Content starts

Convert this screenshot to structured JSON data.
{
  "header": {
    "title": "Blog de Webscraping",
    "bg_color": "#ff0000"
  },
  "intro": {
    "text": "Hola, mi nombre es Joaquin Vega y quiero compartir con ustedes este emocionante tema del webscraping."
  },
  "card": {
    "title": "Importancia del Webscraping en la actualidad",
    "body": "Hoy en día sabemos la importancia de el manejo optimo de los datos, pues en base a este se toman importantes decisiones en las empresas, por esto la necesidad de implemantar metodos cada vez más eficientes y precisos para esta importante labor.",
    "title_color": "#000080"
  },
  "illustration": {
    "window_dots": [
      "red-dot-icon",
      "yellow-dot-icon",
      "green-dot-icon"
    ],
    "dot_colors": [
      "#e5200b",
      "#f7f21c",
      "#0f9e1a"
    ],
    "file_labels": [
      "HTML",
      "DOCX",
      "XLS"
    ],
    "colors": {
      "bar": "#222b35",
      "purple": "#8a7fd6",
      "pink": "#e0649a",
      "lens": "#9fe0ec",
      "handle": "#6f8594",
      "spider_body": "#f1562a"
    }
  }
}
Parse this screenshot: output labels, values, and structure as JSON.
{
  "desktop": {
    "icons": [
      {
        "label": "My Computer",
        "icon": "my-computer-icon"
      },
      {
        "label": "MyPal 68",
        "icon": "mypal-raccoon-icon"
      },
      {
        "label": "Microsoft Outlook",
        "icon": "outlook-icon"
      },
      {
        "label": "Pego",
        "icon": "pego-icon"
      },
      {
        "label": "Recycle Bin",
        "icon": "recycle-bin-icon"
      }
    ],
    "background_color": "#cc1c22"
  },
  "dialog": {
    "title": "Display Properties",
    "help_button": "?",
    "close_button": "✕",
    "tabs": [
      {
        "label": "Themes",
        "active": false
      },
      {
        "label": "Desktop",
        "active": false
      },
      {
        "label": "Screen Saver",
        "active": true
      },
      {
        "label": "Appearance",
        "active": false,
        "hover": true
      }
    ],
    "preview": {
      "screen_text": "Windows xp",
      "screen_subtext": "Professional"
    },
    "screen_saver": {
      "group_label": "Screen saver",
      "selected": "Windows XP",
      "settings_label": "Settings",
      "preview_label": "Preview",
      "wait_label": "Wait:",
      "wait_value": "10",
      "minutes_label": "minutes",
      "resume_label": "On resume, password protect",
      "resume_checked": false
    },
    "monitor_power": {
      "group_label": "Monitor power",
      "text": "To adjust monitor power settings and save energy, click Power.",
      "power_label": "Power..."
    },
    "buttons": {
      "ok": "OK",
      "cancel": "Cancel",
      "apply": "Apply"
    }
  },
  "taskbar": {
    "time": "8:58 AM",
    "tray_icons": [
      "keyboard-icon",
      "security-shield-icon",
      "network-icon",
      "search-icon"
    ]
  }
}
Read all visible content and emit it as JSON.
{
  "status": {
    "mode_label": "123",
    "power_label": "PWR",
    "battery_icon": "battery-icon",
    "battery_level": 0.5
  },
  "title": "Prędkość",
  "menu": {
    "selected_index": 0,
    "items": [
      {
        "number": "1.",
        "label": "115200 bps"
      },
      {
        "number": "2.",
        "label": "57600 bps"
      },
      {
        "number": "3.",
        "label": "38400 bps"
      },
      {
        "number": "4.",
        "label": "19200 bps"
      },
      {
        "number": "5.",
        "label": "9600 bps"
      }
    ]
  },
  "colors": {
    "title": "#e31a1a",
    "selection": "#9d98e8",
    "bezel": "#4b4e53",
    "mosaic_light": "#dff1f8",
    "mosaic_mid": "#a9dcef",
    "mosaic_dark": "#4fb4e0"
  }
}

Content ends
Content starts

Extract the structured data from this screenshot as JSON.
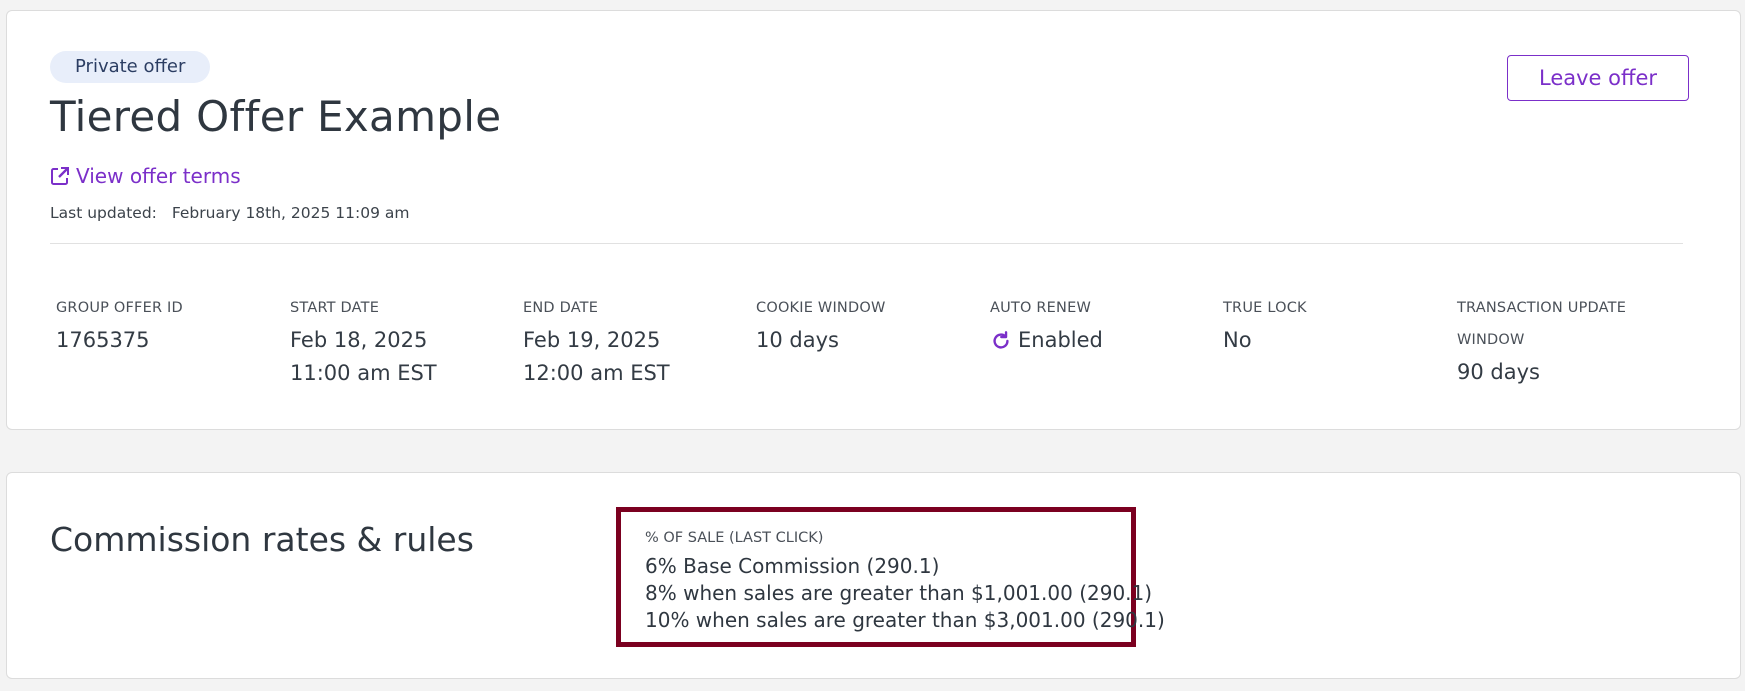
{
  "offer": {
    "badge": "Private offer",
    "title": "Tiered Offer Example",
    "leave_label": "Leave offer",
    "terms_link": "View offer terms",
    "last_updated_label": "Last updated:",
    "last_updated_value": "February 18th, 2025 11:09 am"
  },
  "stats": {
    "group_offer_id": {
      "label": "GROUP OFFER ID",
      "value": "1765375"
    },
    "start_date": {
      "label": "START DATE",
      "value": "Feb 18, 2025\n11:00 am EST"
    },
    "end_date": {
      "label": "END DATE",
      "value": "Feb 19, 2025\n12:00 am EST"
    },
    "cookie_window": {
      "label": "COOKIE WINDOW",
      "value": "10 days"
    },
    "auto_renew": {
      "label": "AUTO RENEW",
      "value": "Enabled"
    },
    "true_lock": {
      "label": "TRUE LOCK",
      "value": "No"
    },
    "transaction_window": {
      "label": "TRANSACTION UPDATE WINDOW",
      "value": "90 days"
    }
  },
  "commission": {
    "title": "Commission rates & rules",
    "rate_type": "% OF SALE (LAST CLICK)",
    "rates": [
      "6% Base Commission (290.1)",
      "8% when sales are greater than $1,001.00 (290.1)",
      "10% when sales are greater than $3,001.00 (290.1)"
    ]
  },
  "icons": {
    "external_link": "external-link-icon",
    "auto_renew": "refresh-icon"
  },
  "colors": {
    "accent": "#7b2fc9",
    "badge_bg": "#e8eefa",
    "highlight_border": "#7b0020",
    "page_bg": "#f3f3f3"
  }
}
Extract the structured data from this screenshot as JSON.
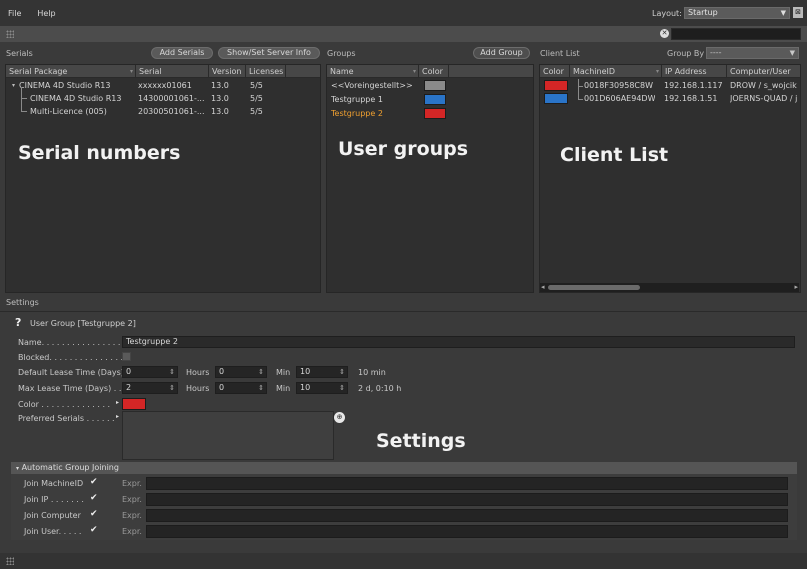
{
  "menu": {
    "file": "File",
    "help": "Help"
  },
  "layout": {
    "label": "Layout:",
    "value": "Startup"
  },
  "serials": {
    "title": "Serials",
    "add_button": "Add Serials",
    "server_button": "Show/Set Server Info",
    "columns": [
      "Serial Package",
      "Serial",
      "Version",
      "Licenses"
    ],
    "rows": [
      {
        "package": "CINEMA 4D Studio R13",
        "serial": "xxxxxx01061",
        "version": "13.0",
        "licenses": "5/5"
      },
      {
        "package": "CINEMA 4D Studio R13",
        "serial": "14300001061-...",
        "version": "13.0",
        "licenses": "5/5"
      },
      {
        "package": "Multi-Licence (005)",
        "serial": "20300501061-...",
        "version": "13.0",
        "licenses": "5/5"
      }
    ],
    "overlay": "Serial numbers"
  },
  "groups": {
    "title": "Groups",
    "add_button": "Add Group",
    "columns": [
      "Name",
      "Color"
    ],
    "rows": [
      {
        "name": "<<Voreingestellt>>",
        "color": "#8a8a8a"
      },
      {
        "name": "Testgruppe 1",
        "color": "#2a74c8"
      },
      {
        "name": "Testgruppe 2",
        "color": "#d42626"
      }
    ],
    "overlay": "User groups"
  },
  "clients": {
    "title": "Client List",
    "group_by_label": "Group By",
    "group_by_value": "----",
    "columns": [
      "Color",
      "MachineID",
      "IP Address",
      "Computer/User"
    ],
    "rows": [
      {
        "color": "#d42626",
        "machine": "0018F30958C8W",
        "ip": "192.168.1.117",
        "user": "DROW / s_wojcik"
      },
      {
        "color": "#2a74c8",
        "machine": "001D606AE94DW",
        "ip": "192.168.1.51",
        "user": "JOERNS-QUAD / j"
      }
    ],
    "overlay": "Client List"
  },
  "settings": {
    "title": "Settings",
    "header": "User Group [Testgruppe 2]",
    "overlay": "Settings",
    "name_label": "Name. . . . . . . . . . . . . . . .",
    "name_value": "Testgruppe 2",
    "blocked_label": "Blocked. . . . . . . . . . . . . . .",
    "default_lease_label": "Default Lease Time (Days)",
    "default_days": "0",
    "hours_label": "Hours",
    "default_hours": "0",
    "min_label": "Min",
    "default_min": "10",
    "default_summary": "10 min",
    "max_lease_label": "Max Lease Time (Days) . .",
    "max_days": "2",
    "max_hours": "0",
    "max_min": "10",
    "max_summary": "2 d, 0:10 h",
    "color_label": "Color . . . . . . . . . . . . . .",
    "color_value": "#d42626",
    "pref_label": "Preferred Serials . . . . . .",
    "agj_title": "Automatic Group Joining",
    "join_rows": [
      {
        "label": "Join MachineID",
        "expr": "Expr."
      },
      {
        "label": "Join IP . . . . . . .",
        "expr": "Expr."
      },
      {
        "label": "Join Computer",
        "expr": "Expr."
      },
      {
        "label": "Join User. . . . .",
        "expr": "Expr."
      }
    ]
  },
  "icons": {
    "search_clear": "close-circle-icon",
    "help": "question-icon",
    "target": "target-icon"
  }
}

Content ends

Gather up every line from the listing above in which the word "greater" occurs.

● Exercise solution
      "8% when sales are greater than $1,001.00 (290.1)",
      "10% when sales are greater than $3,001.00 (290.1)"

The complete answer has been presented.